An enum or enumeration type is a special data type that represents a group of constants. It is a value type defined by a set of named constants of the underlying integral numeric type.

  • Enumeration is a structure, which resembles a class but differs from it in that in the enum body we can only declare constants.
  • It can take values only from the constants listed in the type.
  • An enumerated variable cannot have a null value.

To define an enumeration type, use the enum keyword.

<AccessModifiers> enum <EnumName>
{
    constant1, 
    constant2, 
    ., 
    ., 
    constantN
}
  • : It represent the access modifiers which can be public, internal and private.
  • : It follows the rules for names in C#.
  • **Constants:"" These are separated by commas and are declared in the enumeration block.

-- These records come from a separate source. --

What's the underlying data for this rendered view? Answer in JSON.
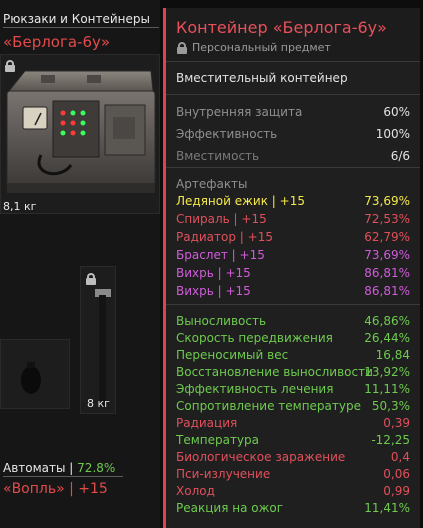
{
  "inventory": {
    "category": "Рюкзаки и Контейнеры",
    "item_name": "«Берлога-6у»",
    "item_weight": "8,1 кг",
    "pickaxe_weight": "8 кг",
    "bottom_category": "Автоматы |",
    "bottom_category_pct": "72.8%",
    "bottom_item": "«Вопль» | +15"
  },
  "panel": {
    "title": "Контейнер «Берлога-6у»",
    "subtitle": "Персональный предмет",
    "description": "Вместительный контейнер",
    "stats": [
      {
        "label": "Внутренняя защита",
        "value": "60%"
      },
      {
        "label": "Эффективность",
        "value": "100%"
      },
      {
        "label": "Вместимость",
        "value": "6/6"
      }
    ],
    "artifacts_title": "Артефакты",
    "artifacts": [
      {
        "label": "Ледяной ежик | +15",
        "value": "73,69%",
        "color": "#f5e94a"
      },
      {
        "label": "Спираль | +15",
        "value": "72,53%",
        "color": "#e0505a"
      },
      {
        "label": "Радиатор | +15",
        "value": "62,79%",
        "color": "#e0505a"
      },
      {
        "label": "Браслет | +15",
        "value": "73,69%",
        "color": "#d05cd9"
      },
      {
        "label": "Вихрь | +15",
        "value": "86,81%",
        "color": "#d05cd9"
      },
      {
        "label": "Вихрь | +15",
        "value": "86,81%",
        "color": "#d05cd9"
      }
    ],
    "effects": [
      {
        "label": "Выносливость",
        "value": "46,86%",
        "color": "#6ecb4e"
      },
      {
        "label": "Скорость передвижения",
        "value": "26,44%",
        "color": "#6ecb4e"
      },
      {
        "label": "Переносимый вес",
        "value": "16,84",
        "color": "#6ecb4e"
      },
      {
        "label": "Восстановление выносливости",
        "value": "13,92%",
        "color": "#6ecb4e"
      },
      {
        "label": "Эффективность лечения",
        "value": "11,11%",
        "color": "#6ecb4e"
      },
      {
        "label": "Сопротивление температуре",
        "value": "50,3%",
        "color": "#6ecb4e"
      },
      {
        "label": "Радиация",
        "value": "0,39",
        "color": "#e0505a"
      },
      {
        "label": "Температура",
        "value": "-12,25",
        "color": "#6ecb4e"
      },
      {
        "label": "Биологическое заражение",
        "value": "0,4",
        "color": "#e0505a"
      },
      {
        "label": "Пси-излучение",
        "value": "0,06",
        "color": "#e0505a"
      },
      {
        "label": "Холод",
        "value": "0,99",
        "color": "#e0505a"
      },
      {
        "label": "Реакция на ожог",
        "value": "11,41%",
        "color": "#6ecb4e"
      }
    ],
    "accent_color": "#e0434d"
  }
}
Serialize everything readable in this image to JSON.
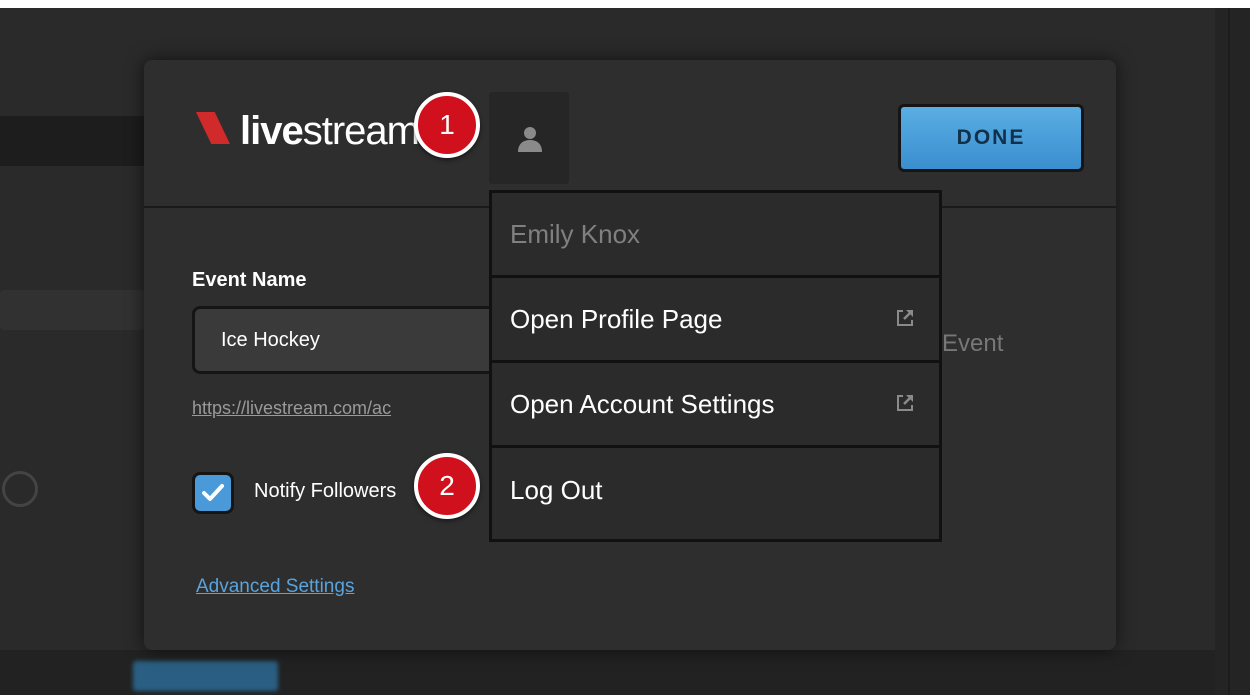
{
  "app": {
    "logo_text_bold": "live",
    "logo_text_regular": "stream"
  },
  "header": {
    "done_label": "DONE"
  },
  "form": {
    "event_name_label": "Event Name",
    "event_name_value": "Ice Hockey",
    "url_text": "https://livestream.com/ac",
    "event_suffix": "Event",
    "notify_label": "Notify Followers",
    "notify_checked": true,
    "advanced_label": "Advanced Settings"
  },
  "profile_menu": {
    "user_name": "Emily Knox",
    "items": [
      {
        "label": "Open Profile Page",
        "icon": "external-link-icon"
      },
      {
        "label": "Open Account Settings",
        "icon": "external-link-icon"
      },
      {
        "label": "Log Out"
      }
    ]
  },
  "annotations": {
    "marker_1": "1",
    "marker_2": "2"
  },
  "colors": {
    "accent_blue": "#3b8ecf",
    "logo_red": "#d12a2a",
    "marker_red": "#d0101c",
    "link_blue": "#5aa3dc"
  }
}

The constants' names in C# follow the PascalCase rule according to the Microsoft's official C# coding convention. So, the naming of constants in one particular enumeration follows the same principle.

Let's consider a simple example of defining an enumeration for the days of the week. The constants in this enumeration are the names of the days.

enum Days
{
    Sunday,
    Monday,
    Tuesday,
    Wednesday,
    Thursday,
    Friday,
    Saturday   
}

By default, the compiler will assign integer values to each constants starting with 0 if the values are not assigned. The first constant of an enum will be 0, and the value of each successive constant is increased by 1.

You can access the enum variable as shown below.

Days day = Days.Tuesday;
Console.WriteLine("The day is {0}",day);

Let's run the above code and it will print the following output on the console window.

The day is Tuesday

Here is another enum example where we have assigned a value to the first constant only, so the compiler will assign the values to the remaining constants.

enum Months
{
    January           = 1,
    February,
    March,
    April,
    May,
    June,
    July,
    August,
    September,
    October,
    November,
    December
}

When you assign a different value to the enum first constant and it is other than the default value, it will automatically assign incremental values to the other members sequentially.

You can also assign different values to each constant as shown below.

enum Categories
{
    Sports         = 1,
    Arts           = 3,
    Clothing       = 7,
    Fashion        = 15,
    Electronics    = 21,
    HealthCare     = 33
}

To get the numerical representation of the constant, you can convert its value to an int as shown below.

Categories category = Categories.HealthCare;
int intVal = (int)category;

Console.WriteLine("The numerical value of {0} is {1}", category, intVal);

Let's run the above code and it will print the following output on the console window.

The numerical value of HealthCare in 33

All the examples related to the enumeration are available in the Enumeration.cs file of the source code. Download the source code and try out all the examples for better understanding.